continued, there were three strong candidates until the very
end -- and different polls favored different candidates. The
PRI finally won, but by a small (and controversial) margin.



5. (SBU) The pollsters also debated the role and size of
the independent vote. While some estimated as much as 40
percent of the electorate was independent, others suggested
it was as low as 20 percent. These voters, Covarrubias said,
largely belonged to AMLO. Campos agreed, but noted a
percentage were more likely to switch votes and were clearly
the PAN target as well. They came around again to the idea
that by mid-April the voters will have settled to a larger
degree on their candidates, and the polls will better reflect
what might happen on July 2.



6. (SBU) All four pollsters expressed absolute confidence
in exit polling and quick count procedures that will be used
on July 2. They said that in Mexico the pollsters shared
information across party lines and company lines in order to
validate one another's findings. This had worked effectively
in 2000, Abundis said, when it was already clear by early
afternoon that Fox was the winner. Exit polls and quick
counts in 2000 were entirely consistent, and the pollsters
expected the same in 2006. There is no uncertainty with exit
polling, Campos said, because people know how they voted.

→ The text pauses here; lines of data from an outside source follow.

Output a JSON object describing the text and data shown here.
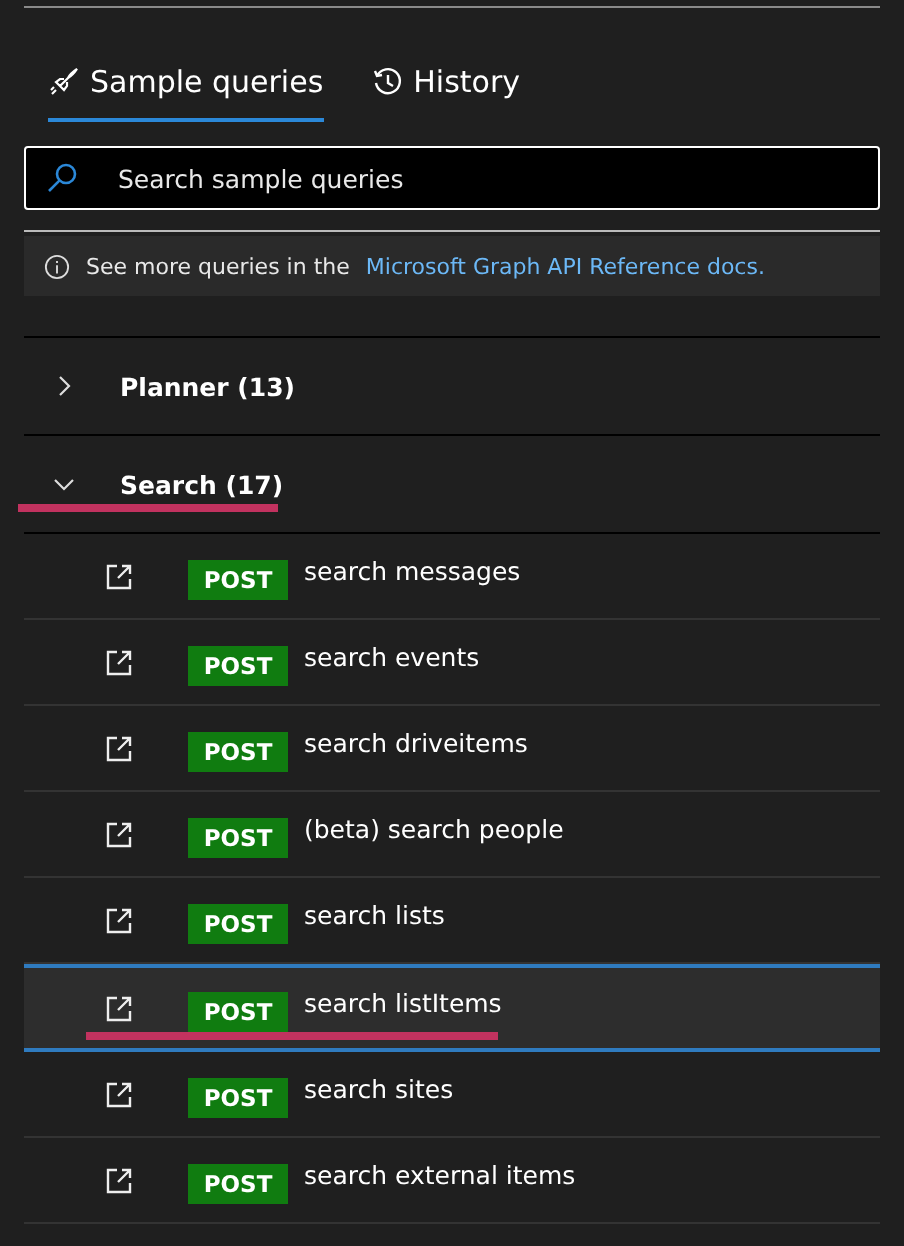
{
  "tabs": [
    {
      "label": "Sample queries",
      "kind": "rocket",
      "selected": true
    },
    {
      "label": "History",
      "kind": "history",
      "selected": false
    }
  ],
  "search": {
    "placeholder": "Search sample queries"
  },
  "banner": {
    "text": "See more queries in the",
    "link": "Microsoft Graph API Reference docs."
  },
  "groups": [
    {
      "label": "Planner (13)",
      "expanded": false,
      "underlined": false
    },
    {
      "label": "Search (17)",
      "expanded": true,
      "underlined": true,
      "items": [
        {
          "method": "POST",
          "label": "search messages",
          "selected": false,
          "underlined": false
        },
        {
          "method": "POST",
          "label": "search events",
          "selected": false,
          "underlined": false
        },
        {
          "method": "POST",
          "label": "search driveitems",
          "selected": false,
          "underlined": false
        },
        {
          "method": "POST",
          "label": "(beta) search people",
          "selected": false,
          "underlined": false
        },
        {
          "method": "POST",
          "label": "search lists",
          "selected": false,
          "underlined": false
        },
        {
          "method": "POST",
          "label": "search listItems",
          "selected": true,
          "underlined": true
        },
        {
          "method": "POST",
          "label": "search sites",
          "selected": false,
          "underlined": false
        },
        {
          "method": "POST",
          "label": "search external items",
          "selected": false,
          "underlined": false
        }
      ]
    }
  ]
}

Visit Mexico City's Classified Web Site at
http://www.state.sgov.gov/p/wha/mexicocity

KELLY